Mothers' knowledge of the risk factors and anxiety about SIDS

J Paediatr Child Health. 1996 Aug;32(4):310-5. doi: 10.1111/j.1440-1754.1996.tb02560.x.


Objective: To assess the impact on mothers' knowledge and anxiety of the 1991-92 health promotion campaign on Sudden Infant Death Syndrome (SIDS) risk factors.

Methodology: A telephone survey of a population based sample of 339 mothers in Victoria, Australia, conducted 1992-94.

Results: Recall by mothers of the risk factors for SIDS was as follows: not breast-feeding, 15%; smoking, 46%; overheating, 48%; and prone sleeping, 84%. Recall rate increased as the campaign progressed. Receiving the campaign pamphlet was associated with an increased recall of all risk factors. Discussion of the pamphlet with a health professional was rare (9%). One-third of all mothers reported being very worried about cot death when caring for their babies. Self-reported worry was significantly more common among mothers whose babies were born at the time of the campaign introduction.

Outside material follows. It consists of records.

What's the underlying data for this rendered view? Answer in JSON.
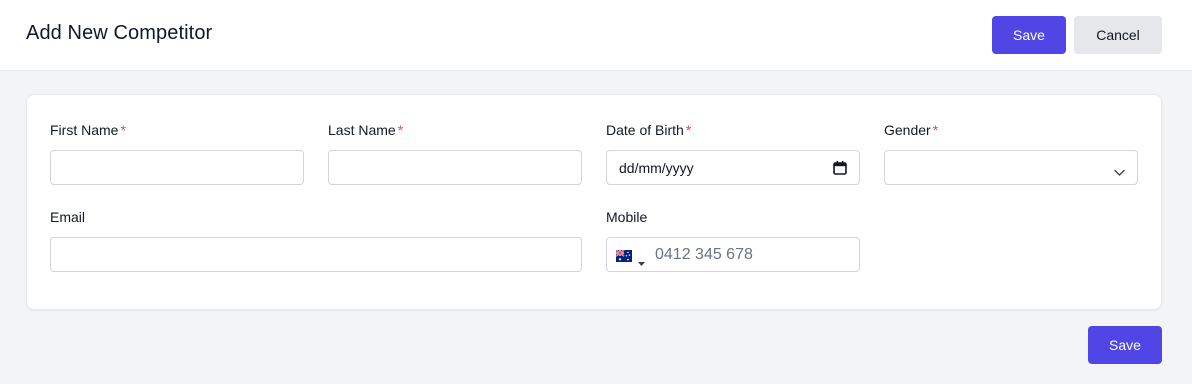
{
  "header": {
    "title": "Add New Competitor",
    "save_label": "Save",
    "cancel_label": "Cancel"
  },
  "form": {
    "first_name": {
      "label": "First Name",
      "required_mark": "*",
      "value": ""
    },
    "last_name": {
      "label": "Last Name",
      "required_mark": "*",
      "value": ""
    },
    "date_of_birth": {
      "label": "Date of Birth",
      "required_mark": "*",
      "placeholder": "dd/mm/yyyy",
      "icon": "calendar-icon"
    },
    "gender": {
      "label": "Gender",
      "required_mark": "*",
      "selected": "",
      "icon": "chevron-down-icon"
    },
    "email": {
      "label": "Email",
      "value": ""
    },
    "mobile": {
      "label": "Mobile",
      "placeholder": "0412 345 678",
      "country_flag": "australia-flag-icon"
    }
  },
  "footer": {
    "save_label": "Save"
  },
  "colors": {
    "primary": "#4f46e5",
    "required": "#ef4444",
    "background": "#f3f4f6",
    "secondary_button": "#e5e7eb"
  }
}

Conclusions: The campaign pamphlets were effective in increasing knowledge of the risk factors. The limited discussion with health professionals suggests that future campaigns need increased professional involvement to address problems, including anxiety among new mothers.

Publication types

  • Research Support, Non-U.S. Gov't

MeSH terms

  • Anxiety / psychology*
  • Health Education
  • Health Knowledge, Attitudes, Practice*
  • Humans
  • Infant, Newborn
  • Mothers / education*
  • Mothers / psychology*
  • Pamphlets
  • Program Evaluation
  • Risk Factors
  • Sudden Infant Death / etiology*
  • Surveys and Questionnaires